"uick deletes
Access to largest item
Drawback
Slow access to other items
Graph
Advantage
Best models real-world situations
Drawback
Some algorithms are slow and very comples
What is Abstract Data Type?
An Abstract Data Type (ADT) is more a way oI looking at a data structure: Iocusing on
what it does and ignoring how it does its job. A stack or a queue is an example oI an ADT.
It is important to understand that both stacks and queues can be implemented using an
array. It is also possible to implement stacks and queues using a linked list. This
demonstrates the "abstract" nature oI stacks and queues: how they can be considered
separately Irom their implementation.
To best describe the term Abstract Data Type, it is best to break the term down into "data
type" and then "abstract".
data type
When we consider a primitive type we are actually reIerring to two things: a data
item with certain characteristics and the permissible operations on that data. An int
in Java, Ior example, can contain any whole-number value Irom -2,147,483,648 to
2,147,483,647. It can also be used with the operators , -, *, and /. The data type's
permissible operations are an inseparable part oI its identity; understanding the type
means understanding what operations can be perIormed on it.
In Java, any class represents a data type, in the sense that a class is made up oI data
(Iields) and permissible operations on that data (methods). By extension, when a
data storage structure like a stack or queue is represented by a class, it too can be
reIerred to as a data type. A stack is diIIerent in many ways Irom an int, but they are
both deIined as a certain arrangement oI data and a set oI operations on that data.
abstract
Now lets look at the "abstract" portion oI the phrase. The word abstract in our
context stands Ior "considered apart Irom the detailed speciIications or
implementation".
In Java, an Abstract Data Type is a class considered without regard to its
implementation. It can be thought oI as a "description" oI the data in the class and a
list oI operations that can be carried out on that data and instructions on how to use
these operations. What is excluded though, is the details oI how the methods carry
out their tasks. An end user (or class user), you should be told what methods to call,
how to call them, and the results that should be expected, but not HOW they work.

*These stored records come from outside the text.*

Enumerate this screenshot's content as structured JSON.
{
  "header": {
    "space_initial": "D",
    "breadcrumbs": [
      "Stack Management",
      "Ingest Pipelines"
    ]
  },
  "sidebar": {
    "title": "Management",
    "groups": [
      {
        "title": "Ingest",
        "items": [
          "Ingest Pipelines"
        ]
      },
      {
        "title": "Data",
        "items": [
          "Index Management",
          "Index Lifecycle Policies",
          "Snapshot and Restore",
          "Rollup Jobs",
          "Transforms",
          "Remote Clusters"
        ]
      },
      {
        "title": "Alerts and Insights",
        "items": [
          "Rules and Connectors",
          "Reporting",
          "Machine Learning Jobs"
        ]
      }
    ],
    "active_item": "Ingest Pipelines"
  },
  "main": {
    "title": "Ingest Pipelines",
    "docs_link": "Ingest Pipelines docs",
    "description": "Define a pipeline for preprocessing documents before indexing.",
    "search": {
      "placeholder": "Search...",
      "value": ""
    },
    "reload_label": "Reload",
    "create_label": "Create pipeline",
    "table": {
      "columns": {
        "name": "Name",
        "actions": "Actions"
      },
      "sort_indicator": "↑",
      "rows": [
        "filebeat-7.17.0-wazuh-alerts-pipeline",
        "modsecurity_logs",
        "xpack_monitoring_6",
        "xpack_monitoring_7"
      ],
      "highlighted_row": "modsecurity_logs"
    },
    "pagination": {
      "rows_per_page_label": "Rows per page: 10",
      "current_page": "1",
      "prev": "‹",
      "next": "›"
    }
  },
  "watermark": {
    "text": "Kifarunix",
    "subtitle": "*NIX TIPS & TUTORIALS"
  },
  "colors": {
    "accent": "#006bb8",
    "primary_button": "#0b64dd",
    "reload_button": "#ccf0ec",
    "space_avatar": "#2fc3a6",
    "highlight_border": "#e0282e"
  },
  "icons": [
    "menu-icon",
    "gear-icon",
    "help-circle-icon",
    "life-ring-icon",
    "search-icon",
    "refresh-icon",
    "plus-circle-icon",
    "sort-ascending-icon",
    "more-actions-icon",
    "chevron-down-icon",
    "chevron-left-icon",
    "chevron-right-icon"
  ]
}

We can Iurther extend the meaning oI the ADT when applying it to data structures
such as a stack and queue. In Java, as with any class, it means the data and the
operations that can be perIormed on it. In this context, although, even the
Iundamentals oI how the data is stored should be invisible to the user. Users not
only should not know how the methods work, they should also not know what
structures are being used to store the data.
Consider Ior example the stack class. The end user knows that push() and pop()
(amoung other similar methods) exist and how they work. The user doesn't and
shouldn't have to know how push() and pop() work, or whether data is stored in an
array, a linked list, or some other data structure like a tree.
The Interface
The ADT speciIication is oIten called an interIace. It's what the user oI the class
actually sees. In Java, this would oIten be the public methods. Consider Ior
example, the stack class - the public methods push() and pop() and similar methods
Irom the interIace would be published to the end user